From the Booking Desk:

I would venture to guess that the focus of this week’s composite sketch is a name unfamiliar to some of you – but I equally suspect that after reading her answers, you will be seeking out her work. Christine Carbo was first introduced to me by her publisher at of of the Bouchercons. That first meeting was brief, but at last year’s Bouchercon in Toronto, I had a much longer (and wonderful) chat with her among the aisles of the book room. Like the wilderness that forms the backdrop for her mystery series, Christine is a joy to be around and I look forward to seeing her at many future conventions.

Name: Christine Carbo      
Location: Northwest Montana

This person from my personal life is such an inspiration:

I’m going to cheat and say two people: my parents. My father is brilliant and optimistic, someone who never quits soaking up information or teaching himself new skills and concepts. At 73, while working for his local hospital as an outreach neurologist who would fly all over Montana to hold clinics in rural areas, he found time to buy a piano and teach himself how to play quite beautifully. Now, he’s 81, just recently retired, and between reading books on quantum physics and the cosmos, playing piano and guitar, rebuilding computers, and taking up wood-working, he’s a supportive father and friend. My mother, well, totally different, but equally inspirational. She was born in France and moved to Germany when she was six. She has trouble hearing, probably a result of growing up in war-torn Germany and constantly retreating to bomb-shelters. She came to the US after she met my father in Germany who was stationed there with the Air Force, and has never looked back. She spoke Polish, French, and German, and added English when she came to America. I’ve learned stubbornness and a stick-to-it’ness from her that probably was very helpful in getting published in the first place.

One of the people I admire most in the crime fiction community is:

Mark Stevens, 2016’s Rocky Mountain Fiction Writer of the Year and current president of Rocky Mountain Mystery Writers of America. He is one of the nicest and most helpful people I know who does a ton for other authors no matter how much it might impede on his busy schedule. He is the author of an excellent series called The Allison Coil Mystery Series.

STALKER ALERT! If this fictional character were real, they would likely need to get a restraining order against me:

For a male: I can’t resist DI Caffery in the Mo Hayder series. He’s the sexy, quintessential bad boy, and I suppose since he’s fictional, he’s safe to have a thing for; no healthy woman would ever want to actually get involved with a guy like him! He’s a flawed character who will even break the law if he needs to, but he does it for the right reasons, and deep down, he’s got a big heart.

For a female: I love Ellie Stone from Edgar Award-nominated author James Ziskin’s Ellie Stone Mystery Series. She’s witty, sophisticated, sensitive, and strong. She’s independent at a time (the early 60’s) when it wasn’t so easy for women to be independent, but her character is realistic and not anachronistic at all.

People are always surprised that I am a fan of this individual (singer, actor, or artist):

I grew up in Florida in the 70’s before moving to Montana, so I was exposed to a huge diet of Jimmy Buffet songs.
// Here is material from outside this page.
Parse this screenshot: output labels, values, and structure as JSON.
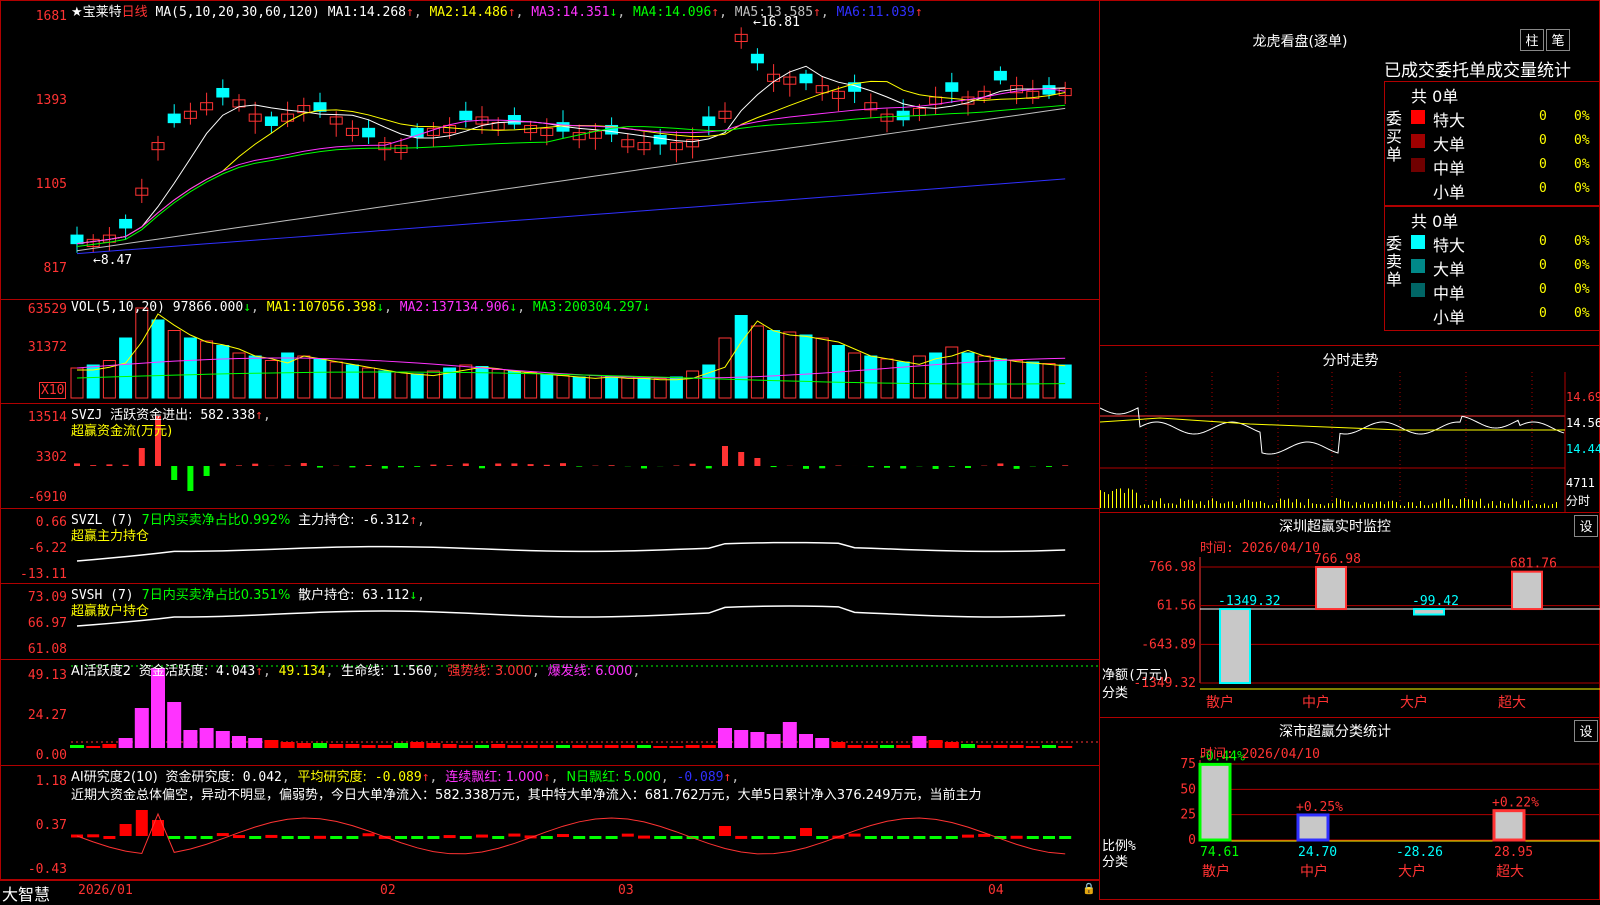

I’m still fond of those old songs, as simple as they are, and people are often surprised to find that out. It makes some people cringe. I don’t actively listen to his stuff anymore, but if I hear it, I can’t resist turning it up. My favorite is Trying to Reason With Hurricane Season. People are also surprised that I am a loyal viewer of The Walking Dead. I can’t really explain why I watch it, but I do, even when its storyline gets a little too illogical and irritating. But hey, what could possibly be illogical about a group of people making their way in a zombie apocalypse?

My personal catch phase is (or should be):

This isn’t really a catch-phrase, but it’s a good quote: “If you banish the dragons, you banish the heroes.” Andrew Soloman says that about forging meaning from struggle. I think it’s apropos for fictional characters as well, like DI Caffery. We have to honor our dragons and our characters’ dragons in order to create meaningful stories.